Candidates for the 39th Congressional District representative seat shared a diverse range of opinions on hotly debated issues such as health care, immigration and education at the Mackey Auditorium at CSUF on Tuesday to campaign for the upcoming June 5 primary.
Members of the Osher Lifelong Learning Institute filled the auditorium for the forum, which featured 11 candidates.
The institute hosted Democrats Andy Thorburn, Sam Jammal, Gil Cisneros, Herbert Lee, Mai Khanh Tran and Suzi Park Leggett along with Republicans Steven Vargas and John Cullum, and Independents Sophia Alexander, Steve Cox and Karen Lee Schatzle.
The candidates talked at length about health care; there was a general consensus on lowering the price of prescription drugs as well as an overall reassessment of how money is being distributed in the health care system.
“If you design (health care) properly and efficiently, the country ends up saving hundreds of billions of dollars,” Thorburn said.
Republicans Cullum and Vargas also supported forms of affordable health care.

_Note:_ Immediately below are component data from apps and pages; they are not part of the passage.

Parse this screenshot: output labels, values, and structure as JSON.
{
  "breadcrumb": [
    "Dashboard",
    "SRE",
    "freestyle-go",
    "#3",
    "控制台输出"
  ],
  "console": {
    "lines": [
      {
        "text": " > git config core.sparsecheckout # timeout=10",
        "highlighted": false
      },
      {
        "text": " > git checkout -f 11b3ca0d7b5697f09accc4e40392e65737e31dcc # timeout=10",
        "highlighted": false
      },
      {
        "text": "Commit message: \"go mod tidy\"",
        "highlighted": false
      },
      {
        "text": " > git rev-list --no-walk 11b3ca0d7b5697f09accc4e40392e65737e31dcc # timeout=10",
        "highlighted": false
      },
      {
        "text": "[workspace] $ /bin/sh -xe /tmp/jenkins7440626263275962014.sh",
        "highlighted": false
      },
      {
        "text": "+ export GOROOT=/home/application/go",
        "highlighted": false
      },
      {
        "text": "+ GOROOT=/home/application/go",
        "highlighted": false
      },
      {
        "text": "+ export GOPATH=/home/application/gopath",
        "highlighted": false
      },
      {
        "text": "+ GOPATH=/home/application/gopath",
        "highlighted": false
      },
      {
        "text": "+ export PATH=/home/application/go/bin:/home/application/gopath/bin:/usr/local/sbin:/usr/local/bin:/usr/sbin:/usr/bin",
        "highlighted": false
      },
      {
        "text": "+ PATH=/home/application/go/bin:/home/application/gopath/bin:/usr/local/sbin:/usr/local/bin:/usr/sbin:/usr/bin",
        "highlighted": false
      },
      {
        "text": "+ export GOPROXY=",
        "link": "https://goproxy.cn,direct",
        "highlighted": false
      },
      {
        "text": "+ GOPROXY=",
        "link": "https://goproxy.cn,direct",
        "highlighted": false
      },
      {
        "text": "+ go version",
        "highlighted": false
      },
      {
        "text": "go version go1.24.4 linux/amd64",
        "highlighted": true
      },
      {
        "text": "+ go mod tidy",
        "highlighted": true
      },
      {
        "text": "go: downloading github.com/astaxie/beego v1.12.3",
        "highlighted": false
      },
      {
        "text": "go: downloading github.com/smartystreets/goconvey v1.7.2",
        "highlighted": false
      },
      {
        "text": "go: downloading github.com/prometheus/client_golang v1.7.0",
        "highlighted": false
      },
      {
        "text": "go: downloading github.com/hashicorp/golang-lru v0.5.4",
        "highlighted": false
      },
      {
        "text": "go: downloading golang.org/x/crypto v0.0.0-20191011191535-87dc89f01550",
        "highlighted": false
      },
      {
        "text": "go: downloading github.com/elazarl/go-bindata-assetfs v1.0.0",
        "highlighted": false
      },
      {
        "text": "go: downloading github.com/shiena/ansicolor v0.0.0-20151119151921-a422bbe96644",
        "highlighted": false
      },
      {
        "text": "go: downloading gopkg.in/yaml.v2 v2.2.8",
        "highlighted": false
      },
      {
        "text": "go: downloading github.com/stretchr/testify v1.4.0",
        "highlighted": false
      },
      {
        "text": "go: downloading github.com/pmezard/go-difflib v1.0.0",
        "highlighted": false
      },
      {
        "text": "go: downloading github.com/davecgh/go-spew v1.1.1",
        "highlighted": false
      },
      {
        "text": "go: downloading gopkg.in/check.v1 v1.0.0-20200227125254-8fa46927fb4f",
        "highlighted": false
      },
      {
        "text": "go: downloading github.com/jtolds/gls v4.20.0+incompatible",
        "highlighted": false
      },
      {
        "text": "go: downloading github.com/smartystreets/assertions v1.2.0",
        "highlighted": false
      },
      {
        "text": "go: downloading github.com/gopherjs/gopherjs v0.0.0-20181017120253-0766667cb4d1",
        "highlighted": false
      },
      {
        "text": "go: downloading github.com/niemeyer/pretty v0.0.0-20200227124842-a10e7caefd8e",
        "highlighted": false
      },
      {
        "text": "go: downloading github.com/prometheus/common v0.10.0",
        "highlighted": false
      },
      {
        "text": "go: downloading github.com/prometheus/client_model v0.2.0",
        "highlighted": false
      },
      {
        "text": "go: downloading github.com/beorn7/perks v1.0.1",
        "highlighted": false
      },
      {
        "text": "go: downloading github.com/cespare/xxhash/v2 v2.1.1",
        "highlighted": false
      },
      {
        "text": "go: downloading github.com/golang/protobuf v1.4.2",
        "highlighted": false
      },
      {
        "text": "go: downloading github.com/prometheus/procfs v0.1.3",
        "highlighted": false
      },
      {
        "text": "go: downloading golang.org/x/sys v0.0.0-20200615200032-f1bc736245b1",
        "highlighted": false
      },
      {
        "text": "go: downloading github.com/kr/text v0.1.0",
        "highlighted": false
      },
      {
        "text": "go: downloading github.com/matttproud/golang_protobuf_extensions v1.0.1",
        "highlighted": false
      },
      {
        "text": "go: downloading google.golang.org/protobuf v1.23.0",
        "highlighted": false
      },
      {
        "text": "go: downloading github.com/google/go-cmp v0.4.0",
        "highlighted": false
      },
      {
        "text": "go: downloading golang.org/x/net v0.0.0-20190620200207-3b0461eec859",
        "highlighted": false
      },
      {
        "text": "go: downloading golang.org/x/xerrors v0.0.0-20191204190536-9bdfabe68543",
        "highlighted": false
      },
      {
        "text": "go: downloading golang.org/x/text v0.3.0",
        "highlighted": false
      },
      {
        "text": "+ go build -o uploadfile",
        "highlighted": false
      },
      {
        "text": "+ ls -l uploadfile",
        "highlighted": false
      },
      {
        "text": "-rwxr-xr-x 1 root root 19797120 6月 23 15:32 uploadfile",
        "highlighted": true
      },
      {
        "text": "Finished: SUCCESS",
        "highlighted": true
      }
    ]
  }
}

Vargas said he wants to direct tax and spending cuts toward other government sectors rather than Medicare.
The topic of immigration received polarized stances, with the Republicans speaking strongly against sanctuary cities and voicing support for President Donald Trump’s border wall proposal, while Democratic candidates stood in solidarity with the Deferred Action for Childhood Arrivals program and undocumented workers.
“Seventy-five percent of our agricultural workers are undocumented. We would cripple our agricultural economy if we went through with the Trump administration’s plans on immigration,” Jammal said.
Thorburn and Cox both argued in favor of tuition-free public education, stating that a lack of federal funding and high costs are taking a detrimental toll on college students.
“It takes them a long time to graduate because they have to work full time,” Thorburn said. “In addition, we have to fund skill-based education for the 65 percent of people who don’t go to college.”
Schatzle disagreed, however, drawing from her own experience as someone who worked full time through college and law school.
“(Students) shouldn’t be coddled. They shouldn’t be told that ‘It’s okay. You need your rest.’ If you want something you work for it,” Schatzle said.
Several of the candidates voiced their dissatisfaction with the current state of Congress, and stated similar intents to introduce legislative change.
After the forum, institute members outside of the auditorium offered the candidates positive feedback.
“The candidates were courteous to each other. There was even some humor that came in,” said institute member Monika Broome. “I found it very interesting and somewhat entertaining.”
The two candidates who receive the most votes for the 39th District will be selected in the primary election on June 5. They will then campaign for the seat in the Nov. 6 general election.